*** Opening of Task material ***
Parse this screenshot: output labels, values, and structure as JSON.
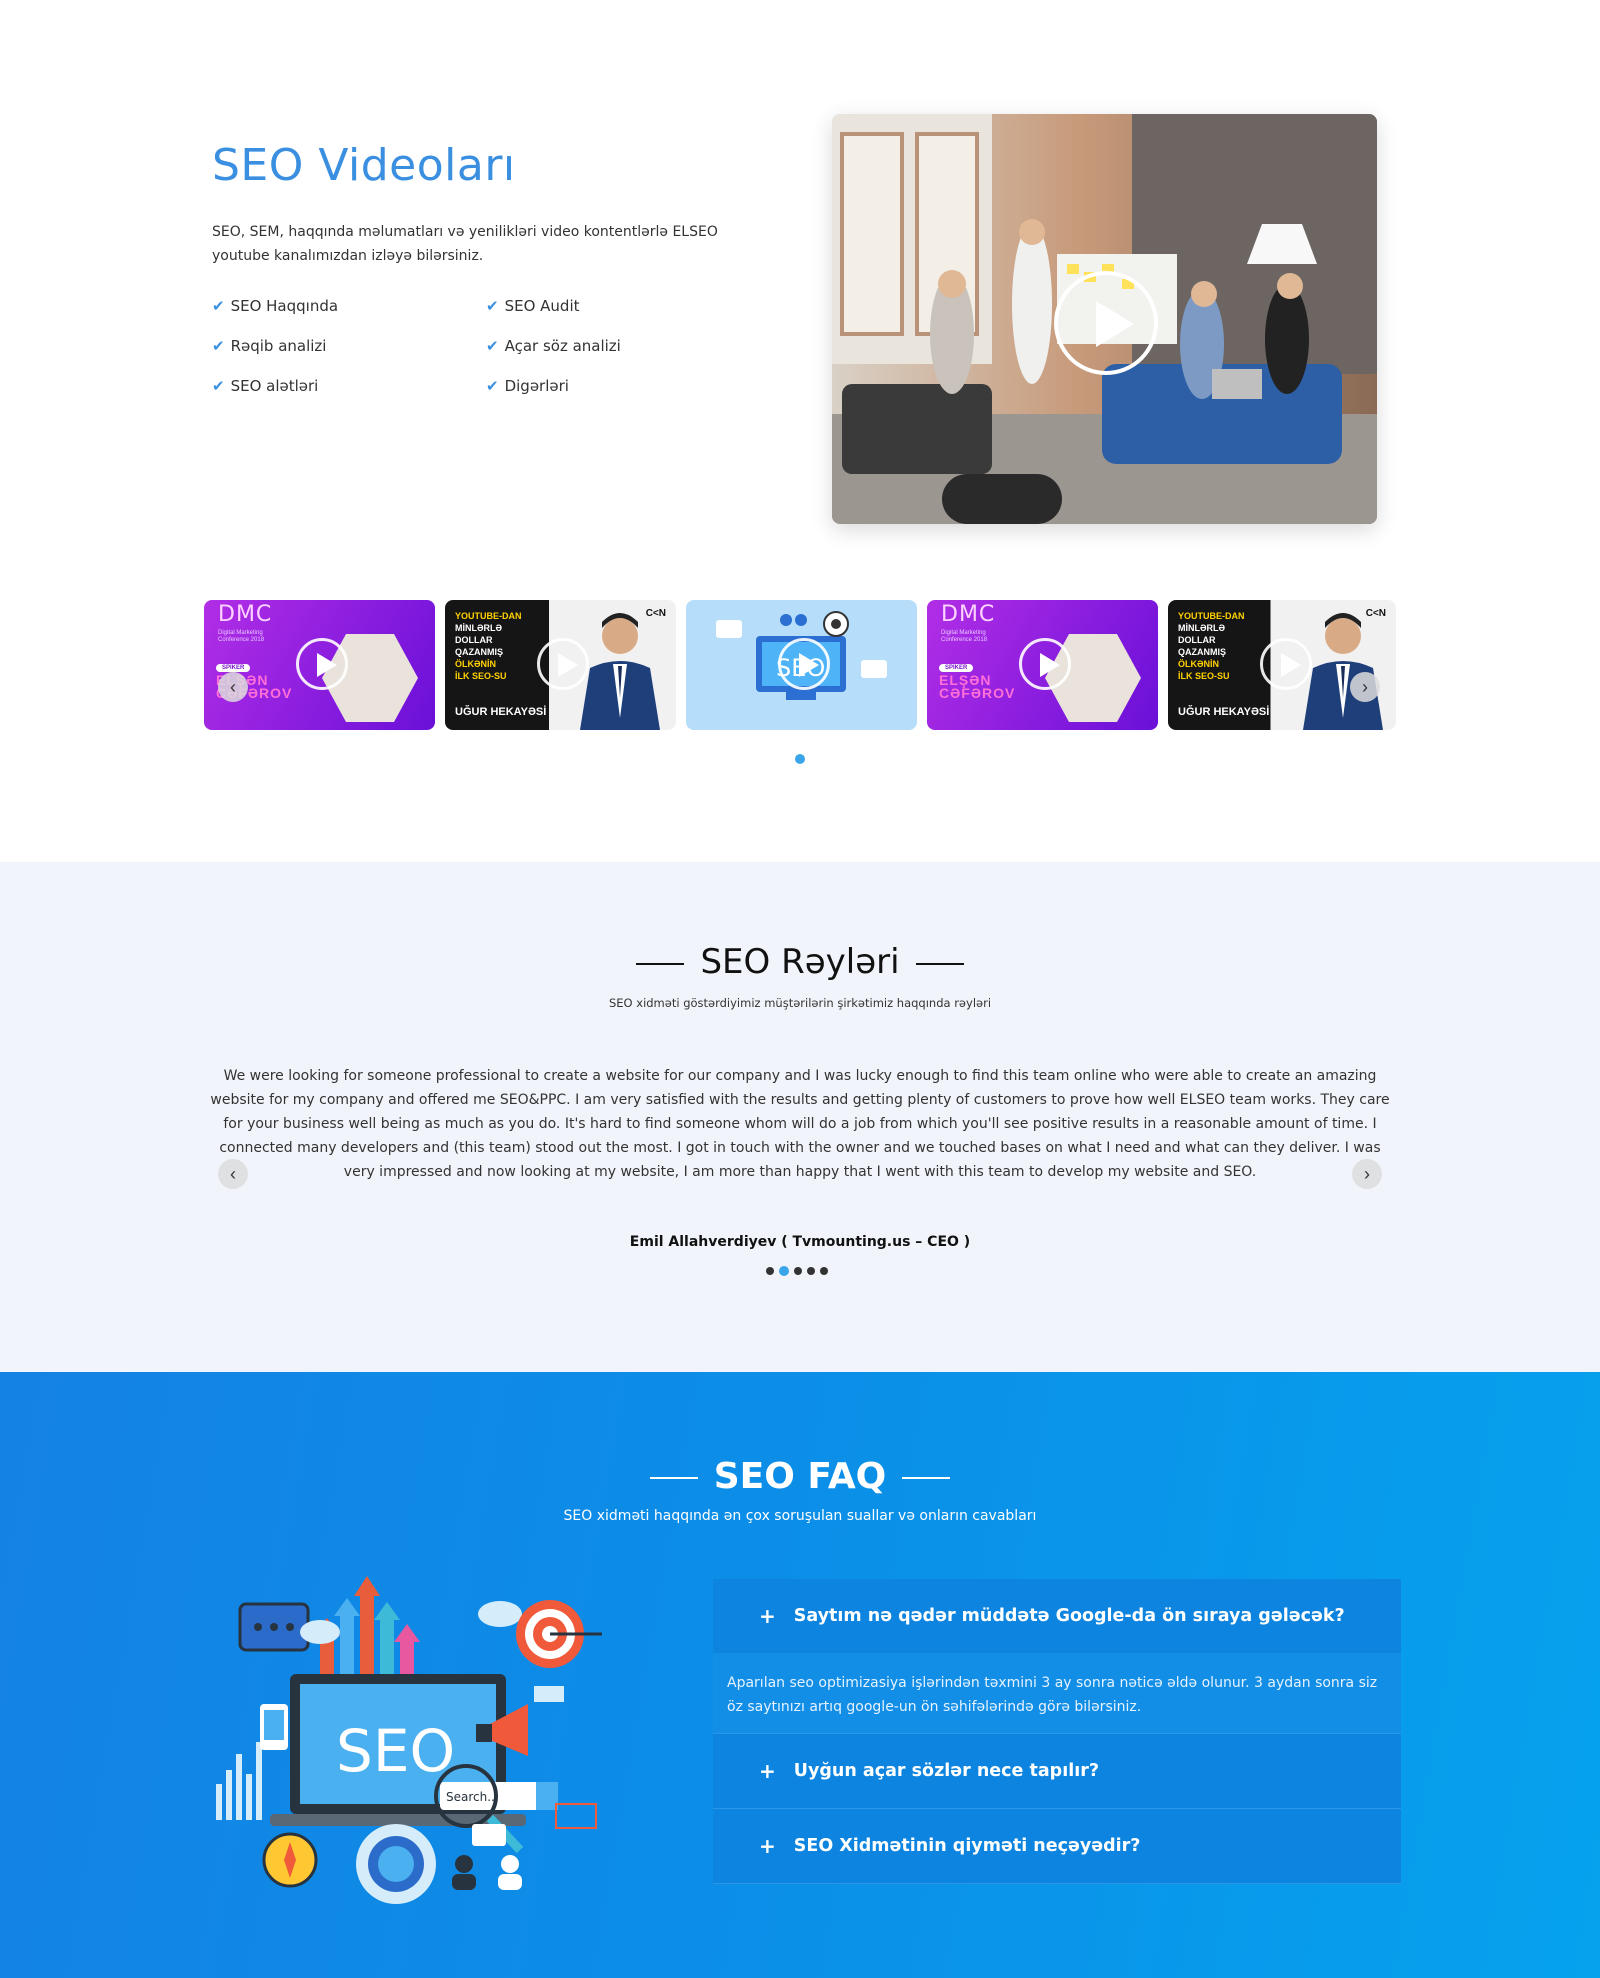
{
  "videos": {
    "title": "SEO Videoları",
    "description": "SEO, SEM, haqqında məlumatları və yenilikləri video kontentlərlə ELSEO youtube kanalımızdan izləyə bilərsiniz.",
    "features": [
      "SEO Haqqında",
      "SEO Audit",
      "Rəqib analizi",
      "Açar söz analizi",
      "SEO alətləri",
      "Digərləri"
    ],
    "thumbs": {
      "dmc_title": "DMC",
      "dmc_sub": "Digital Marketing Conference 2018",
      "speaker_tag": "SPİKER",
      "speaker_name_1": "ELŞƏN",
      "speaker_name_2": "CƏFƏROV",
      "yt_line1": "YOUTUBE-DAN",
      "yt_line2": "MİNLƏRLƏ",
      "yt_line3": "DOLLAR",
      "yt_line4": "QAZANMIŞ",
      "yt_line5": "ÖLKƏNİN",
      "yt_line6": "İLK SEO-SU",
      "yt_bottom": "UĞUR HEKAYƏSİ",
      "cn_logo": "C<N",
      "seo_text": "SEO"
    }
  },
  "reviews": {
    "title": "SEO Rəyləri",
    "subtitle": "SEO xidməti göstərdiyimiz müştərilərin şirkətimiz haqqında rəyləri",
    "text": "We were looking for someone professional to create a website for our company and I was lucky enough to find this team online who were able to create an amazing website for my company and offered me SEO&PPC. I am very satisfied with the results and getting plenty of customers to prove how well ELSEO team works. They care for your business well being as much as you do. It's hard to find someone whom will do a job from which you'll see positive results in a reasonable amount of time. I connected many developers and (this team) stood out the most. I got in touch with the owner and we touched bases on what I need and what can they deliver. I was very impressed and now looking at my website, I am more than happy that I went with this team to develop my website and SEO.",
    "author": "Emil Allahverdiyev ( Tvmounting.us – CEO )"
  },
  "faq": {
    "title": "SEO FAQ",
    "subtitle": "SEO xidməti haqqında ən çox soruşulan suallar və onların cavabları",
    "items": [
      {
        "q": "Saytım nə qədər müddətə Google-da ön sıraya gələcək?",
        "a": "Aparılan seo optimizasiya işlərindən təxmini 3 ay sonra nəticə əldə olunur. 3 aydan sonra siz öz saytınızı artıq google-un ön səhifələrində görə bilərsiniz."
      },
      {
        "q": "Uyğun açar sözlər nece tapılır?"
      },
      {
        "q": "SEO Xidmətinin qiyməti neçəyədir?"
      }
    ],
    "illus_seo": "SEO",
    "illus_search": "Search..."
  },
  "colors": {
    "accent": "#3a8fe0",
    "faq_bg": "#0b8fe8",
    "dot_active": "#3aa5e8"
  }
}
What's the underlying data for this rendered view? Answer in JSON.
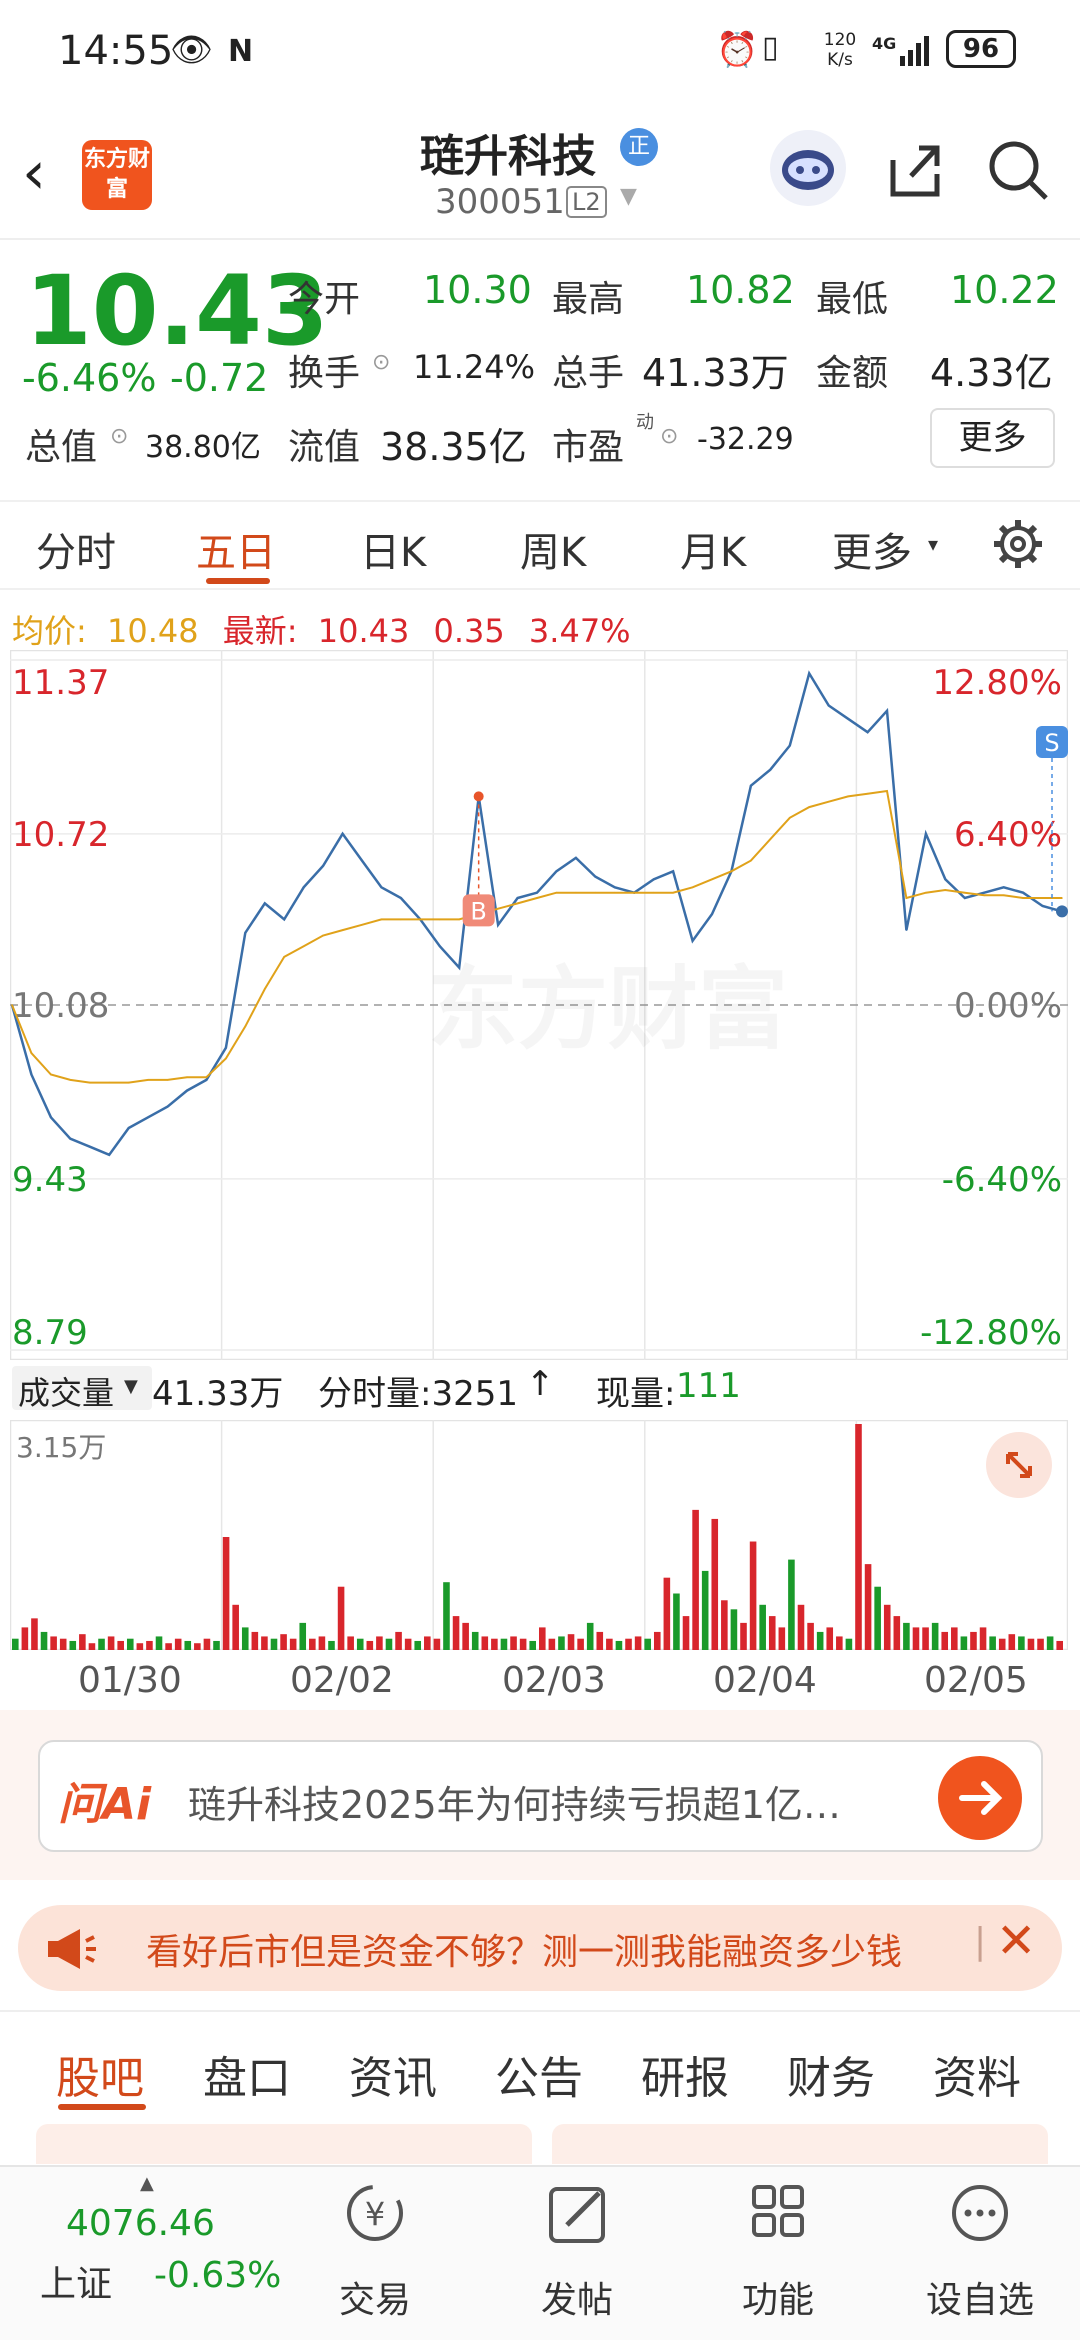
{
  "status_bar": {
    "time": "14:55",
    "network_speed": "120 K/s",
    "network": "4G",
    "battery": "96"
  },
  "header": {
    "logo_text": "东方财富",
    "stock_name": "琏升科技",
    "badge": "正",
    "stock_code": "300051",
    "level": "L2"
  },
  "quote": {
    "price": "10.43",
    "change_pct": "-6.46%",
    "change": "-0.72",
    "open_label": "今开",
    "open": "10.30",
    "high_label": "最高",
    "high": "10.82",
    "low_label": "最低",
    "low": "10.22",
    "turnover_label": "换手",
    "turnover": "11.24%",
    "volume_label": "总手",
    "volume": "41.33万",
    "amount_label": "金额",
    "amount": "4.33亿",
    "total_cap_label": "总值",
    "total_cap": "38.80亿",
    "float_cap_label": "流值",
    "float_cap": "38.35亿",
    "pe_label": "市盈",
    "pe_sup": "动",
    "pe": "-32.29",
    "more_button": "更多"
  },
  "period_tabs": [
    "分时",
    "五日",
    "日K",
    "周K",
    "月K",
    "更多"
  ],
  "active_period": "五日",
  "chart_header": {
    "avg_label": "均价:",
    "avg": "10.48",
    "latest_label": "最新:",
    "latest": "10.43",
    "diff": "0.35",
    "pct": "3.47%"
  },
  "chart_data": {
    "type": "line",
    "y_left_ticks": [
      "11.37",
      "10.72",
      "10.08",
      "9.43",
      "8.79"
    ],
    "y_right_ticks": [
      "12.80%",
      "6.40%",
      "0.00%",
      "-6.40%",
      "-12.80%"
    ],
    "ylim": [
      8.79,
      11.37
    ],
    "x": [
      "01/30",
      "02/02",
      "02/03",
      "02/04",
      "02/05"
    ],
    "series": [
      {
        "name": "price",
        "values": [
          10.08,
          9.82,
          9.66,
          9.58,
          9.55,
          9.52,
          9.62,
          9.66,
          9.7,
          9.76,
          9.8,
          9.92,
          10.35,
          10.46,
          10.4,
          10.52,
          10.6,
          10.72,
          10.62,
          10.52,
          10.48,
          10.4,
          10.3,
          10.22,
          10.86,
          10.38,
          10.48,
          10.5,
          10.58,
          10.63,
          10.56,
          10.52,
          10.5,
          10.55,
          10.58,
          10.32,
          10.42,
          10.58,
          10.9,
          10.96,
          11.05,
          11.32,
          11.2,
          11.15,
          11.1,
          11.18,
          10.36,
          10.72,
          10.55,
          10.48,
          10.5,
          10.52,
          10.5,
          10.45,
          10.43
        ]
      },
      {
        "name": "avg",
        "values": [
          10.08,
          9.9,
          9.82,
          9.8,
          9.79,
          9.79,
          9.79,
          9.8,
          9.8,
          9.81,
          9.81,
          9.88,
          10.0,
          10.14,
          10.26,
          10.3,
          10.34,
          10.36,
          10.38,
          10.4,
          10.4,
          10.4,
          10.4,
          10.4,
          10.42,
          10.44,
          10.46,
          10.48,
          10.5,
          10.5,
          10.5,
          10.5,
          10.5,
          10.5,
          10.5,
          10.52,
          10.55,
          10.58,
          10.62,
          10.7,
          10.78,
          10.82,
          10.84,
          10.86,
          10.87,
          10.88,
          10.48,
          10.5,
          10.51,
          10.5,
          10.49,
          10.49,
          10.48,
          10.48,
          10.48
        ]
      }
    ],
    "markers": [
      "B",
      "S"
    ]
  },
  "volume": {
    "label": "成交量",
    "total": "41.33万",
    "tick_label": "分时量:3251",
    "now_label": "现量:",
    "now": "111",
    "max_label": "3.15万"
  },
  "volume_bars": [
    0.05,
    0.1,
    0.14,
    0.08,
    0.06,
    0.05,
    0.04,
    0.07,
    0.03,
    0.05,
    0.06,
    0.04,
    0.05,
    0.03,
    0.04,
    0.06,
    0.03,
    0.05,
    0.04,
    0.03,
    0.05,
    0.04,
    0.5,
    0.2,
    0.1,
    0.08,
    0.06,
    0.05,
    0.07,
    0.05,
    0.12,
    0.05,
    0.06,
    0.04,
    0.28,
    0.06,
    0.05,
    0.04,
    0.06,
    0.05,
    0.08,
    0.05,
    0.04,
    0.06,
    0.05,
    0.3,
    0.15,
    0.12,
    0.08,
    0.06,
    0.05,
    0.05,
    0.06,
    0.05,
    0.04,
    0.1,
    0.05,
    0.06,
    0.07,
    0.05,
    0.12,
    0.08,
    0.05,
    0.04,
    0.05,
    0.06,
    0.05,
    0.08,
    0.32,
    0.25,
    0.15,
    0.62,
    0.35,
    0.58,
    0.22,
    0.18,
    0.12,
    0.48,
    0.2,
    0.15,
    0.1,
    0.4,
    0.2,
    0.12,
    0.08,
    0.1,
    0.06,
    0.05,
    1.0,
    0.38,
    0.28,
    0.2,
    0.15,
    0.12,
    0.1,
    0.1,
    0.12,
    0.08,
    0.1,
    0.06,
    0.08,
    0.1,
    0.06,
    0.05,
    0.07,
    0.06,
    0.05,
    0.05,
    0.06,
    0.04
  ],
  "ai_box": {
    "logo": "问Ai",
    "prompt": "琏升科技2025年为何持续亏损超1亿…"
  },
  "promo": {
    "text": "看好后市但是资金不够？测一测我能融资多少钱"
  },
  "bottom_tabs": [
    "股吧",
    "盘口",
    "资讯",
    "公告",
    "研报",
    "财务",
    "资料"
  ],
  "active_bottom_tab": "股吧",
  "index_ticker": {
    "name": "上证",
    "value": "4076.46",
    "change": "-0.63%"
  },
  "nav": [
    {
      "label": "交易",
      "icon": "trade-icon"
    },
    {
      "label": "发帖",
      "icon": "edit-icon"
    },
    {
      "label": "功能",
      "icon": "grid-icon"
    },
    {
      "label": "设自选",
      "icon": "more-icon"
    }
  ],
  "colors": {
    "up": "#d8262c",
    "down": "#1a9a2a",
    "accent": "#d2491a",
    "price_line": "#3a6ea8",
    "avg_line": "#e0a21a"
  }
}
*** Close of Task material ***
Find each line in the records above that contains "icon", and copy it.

      "icon": "trade-icon"
      "icon": "edit-icon"
      "icon": "grid-icon"
      "icon": "more-icon"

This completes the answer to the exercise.